◆ ABOUT THIS TASK
Throughout the entries below, report every line where "traducción" is found.

:: MATERIAL TO PROCESS ::

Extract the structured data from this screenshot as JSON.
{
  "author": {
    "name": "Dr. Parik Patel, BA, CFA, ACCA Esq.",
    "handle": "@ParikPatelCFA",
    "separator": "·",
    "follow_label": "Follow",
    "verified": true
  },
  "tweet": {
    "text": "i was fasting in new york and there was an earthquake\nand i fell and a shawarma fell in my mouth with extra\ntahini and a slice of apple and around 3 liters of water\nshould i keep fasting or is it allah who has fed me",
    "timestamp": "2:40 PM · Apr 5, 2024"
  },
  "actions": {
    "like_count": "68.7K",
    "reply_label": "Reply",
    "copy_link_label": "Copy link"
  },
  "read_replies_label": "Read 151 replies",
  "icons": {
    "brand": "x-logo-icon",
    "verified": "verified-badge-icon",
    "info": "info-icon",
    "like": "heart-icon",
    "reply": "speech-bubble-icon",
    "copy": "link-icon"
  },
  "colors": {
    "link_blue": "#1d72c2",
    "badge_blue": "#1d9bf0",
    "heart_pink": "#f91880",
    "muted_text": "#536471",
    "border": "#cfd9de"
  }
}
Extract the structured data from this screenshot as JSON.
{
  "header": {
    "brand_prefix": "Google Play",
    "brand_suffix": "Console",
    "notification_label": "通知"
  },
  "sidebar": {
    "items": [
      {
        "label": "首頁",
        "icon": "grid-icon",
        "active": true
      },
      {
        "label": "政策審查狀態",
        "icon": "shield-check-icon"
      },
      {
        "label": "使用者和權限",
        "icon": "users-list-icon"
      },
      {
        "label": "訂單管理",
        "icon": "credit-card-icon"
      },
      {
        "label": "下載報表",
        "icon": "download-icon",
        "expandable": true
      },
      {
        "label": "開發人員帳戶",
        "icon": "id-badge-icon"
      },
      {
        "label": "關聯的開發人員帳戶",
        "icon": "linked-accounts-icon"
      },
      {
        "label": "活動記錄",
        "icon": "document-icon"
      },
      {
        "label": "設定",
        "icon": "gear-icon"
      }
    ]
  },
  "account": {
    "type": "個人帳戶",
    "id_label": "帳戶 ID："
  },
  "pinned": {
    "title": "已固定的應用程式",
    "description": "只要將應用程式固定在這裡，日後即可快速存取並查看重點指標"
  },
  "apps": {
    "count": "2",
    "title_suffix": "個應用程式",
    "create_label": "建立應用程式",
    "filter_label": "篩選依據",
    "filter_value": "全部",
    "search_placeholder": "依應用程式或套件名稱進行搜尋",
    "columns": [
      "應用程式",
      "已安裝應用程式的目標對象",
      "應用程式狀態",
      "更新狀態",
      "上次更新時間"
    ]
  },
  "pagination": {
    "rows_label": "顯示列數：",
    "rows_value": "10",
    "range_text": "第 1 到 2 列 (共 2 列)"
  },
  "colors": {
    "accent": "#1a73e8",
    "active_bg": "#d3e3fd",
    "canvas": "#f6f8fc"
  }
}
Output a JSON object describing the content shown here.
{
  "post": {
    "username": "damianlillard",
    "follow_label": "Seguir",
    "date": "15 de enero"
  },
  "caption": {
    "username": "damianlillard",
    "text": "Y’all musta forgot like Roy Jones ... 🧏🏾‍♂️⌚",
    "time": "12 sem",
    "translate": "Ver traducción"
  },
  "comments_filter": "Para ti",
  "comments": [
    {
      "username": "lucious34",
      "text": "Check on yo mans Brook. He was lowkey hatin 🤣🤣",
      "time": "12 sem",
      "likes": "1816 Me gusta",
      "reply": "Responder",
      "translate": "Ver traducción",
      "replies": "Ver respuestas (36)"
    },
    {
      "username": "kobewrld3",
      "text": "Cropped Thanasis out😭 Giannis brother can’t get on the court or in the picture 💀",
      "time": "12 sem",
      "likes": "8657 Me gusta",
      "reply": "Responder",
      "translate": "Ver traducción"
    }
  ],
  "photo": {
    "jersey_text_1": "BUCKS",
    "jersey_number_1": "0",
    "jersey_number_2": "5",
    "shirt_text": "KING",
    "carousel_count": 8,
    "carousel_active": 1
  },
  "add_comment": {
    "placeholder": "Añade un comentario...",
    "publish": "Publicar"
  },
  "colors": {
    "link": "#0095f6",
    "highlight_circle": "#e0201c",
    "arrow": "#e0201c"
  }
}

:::

◆ REPLY TO THE EXERCISE
    "translate": "Ver traducción"
      "translate": "Ver traducción",
      "translate": "Ver traducción"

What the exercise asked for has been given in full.